Task to complete: Beginning with the line containing "Enumerate this screenshot's text" and ending with the last line of the records, set down every line exactly.
┏━━
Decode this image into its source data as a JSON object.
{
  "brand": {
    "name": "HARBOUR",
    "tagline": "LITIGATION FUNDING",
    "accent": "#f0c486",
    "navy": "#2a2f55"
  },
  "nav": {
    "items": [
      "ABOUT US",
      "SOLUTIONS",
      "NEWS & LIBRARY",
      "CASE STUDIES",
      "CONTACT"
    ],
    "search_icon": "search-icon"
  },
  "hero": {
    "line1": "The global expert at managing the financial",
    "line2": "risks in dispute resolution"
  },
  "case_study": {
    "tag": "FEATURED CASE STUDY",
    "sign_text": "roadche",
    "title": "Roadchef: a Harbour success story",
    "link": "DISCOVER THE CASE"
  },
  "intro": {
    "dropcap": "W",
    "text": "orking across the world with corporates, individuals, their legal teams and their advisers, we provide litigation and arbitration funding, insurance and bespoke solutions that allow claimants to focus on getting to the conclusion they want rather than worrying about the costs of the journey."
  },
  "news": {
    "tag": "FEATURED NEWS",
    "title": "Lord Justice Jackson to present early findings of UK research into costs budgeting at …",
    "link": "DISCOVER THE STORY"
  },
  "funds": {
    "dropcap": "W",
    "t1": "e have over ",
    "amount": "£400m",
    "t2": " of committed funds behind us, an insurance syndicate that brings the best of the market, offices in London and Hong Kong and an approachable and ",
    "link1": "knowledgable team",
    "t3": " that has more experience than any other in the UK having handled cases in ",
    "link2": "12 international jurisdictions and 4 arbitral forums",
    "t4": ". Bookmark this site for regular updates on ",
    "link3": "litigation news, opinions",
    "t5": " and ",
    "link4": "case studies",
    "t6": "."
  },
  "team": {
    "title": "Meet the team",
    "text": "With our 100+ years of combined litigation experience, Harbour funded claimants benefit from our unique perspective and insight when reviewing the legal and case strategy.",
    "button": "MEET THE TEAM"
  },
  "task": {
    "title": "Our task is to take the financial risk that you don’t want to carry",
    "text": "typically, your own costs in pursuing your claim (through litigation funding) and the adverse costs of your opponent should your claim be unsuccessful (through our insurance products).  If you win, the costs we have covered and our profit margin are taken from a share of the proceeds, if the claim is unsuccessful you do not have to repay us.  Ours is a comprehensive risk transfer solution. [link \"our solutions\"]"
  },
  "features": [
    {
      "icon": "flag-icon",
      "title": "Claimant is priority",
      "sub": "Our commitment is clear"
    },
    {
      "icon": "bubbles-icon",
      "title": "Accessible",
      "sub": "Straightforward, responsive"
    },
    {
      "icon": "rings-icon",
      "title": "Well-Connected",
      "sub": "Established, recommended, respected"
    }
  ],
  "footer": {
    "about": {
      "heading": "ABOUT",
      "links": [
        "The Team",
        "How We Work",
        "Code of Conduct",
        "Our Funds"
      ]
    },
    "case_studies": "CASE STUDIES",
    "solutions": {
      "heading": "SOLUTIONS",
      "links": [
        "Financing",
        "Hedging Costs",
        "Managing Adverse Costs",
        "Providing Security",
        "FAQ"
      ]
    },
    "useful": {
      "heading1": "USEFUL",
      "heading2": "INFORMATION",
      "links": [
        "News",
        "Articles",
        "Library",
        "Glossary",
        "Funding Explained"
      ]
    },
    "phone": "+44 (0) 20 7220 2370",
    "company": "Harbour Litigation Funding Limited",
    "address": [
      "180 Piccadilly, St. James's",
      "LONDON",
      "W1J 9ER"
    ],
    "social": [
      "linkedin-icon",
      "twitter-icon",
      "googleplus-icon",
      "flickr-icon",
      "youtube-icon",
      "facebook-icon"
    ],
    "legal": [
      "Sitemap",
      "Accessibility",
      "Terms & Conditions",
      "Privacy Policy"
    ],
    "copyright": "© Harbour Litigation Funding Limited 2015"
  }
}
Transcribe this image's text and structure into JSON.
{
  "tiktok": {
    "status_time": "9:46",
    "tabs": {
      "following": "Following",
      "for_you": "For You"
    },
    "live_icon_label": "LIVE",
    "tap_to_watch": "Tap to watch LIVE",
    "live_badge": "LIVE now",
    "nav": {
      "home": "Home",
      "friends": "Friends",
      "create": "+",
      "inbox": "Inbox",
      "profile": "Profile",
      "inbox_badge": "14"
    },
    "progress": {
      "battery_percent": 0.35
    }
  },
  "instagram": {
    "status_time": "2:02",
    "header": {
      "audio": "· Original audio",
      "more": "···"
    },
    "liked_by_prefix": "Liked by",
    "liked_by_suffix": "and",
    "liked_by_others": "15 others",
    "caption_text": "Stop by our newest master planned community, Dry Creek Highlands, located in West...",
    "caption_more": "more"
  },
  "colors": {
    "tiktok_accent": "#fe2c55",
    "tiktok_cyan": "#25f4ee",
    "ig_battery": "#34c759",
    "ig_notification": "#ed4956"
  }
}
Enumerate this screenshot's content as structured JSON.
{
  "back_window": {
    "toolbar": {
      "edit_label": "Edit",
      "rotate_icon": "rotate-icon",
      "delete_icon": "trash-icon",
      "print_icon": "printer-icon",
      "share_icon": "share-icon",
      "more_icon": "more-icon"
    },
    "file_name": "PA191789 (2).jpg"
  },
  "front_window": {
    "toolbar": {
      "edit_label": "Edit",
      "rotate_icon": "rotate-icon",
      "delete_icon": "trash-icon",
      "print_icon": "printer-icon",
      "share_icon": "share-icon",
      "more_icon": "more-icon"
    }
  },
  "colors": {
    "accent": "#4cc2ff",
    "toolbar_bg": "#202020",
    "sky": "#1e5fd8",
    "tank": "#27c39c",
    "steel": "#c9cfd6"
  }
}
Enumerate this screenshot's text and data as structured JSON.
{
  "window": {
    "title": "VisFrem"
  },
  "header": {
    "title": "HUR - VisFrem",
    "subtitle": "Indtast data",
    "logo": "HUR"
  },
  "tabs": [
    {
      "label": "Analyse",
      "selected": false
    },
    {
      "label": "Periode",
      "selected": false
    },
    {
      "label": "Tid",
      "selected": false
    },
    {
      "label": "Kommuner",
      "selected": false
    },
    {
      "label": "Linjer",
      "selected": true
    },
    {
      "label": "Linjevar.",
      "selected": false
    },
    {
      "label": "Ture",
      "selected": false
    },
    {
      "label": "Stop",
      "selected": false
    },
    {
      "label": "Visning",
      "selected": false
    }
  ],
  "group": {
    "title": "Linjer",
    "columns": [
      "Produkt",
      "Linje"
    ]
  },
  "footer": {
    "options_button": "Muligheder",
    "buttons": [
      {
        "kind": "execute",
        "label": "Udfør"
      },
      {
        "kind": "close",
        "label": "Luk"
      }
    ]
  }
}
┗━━
Solution to this task:
Enumerate this screenshot's text and data as structured JSON.
{
  "window": {
    "title": "VisFrem"
  },
  "header": {
    "title": "HUR - VisFrem",
    "subtitle": "Indtast data",
    "logo": "HUR"
  },
  "tabs": [
    {
      "label": "Analyse",
      "selected": false
    },
    {
      "label": "Periode",
      "selected": false
    },
    {
      "label": "Tid",
      "selected": false
    },
    {
      "label": "Kommuner",
      "selected": false
    },
    {
      "label": "Linjer",
      "selected": true
    },
    {
      "label": "Linjevar.",
      "selected": false
    },
    {
      "label": "Ture",
      "selected": false
    },
    {
      "label": "Stop",
      "selected": false
    },
    {
      "label": "Visning",
      "selected": false
    }
  ],
  "group": {
    "title": "Linjer",
    "columns": [
      "Produkt",
      "Linje"
    ]
  },
  "footer": {
    "options_button": "Muligheder",
    "buttons": [
      {
        "kind": "execute",
        "label": "Udfør"
      },
      {
        "kind": "close",
        "label": "Luk"
      }
    ]
  }
}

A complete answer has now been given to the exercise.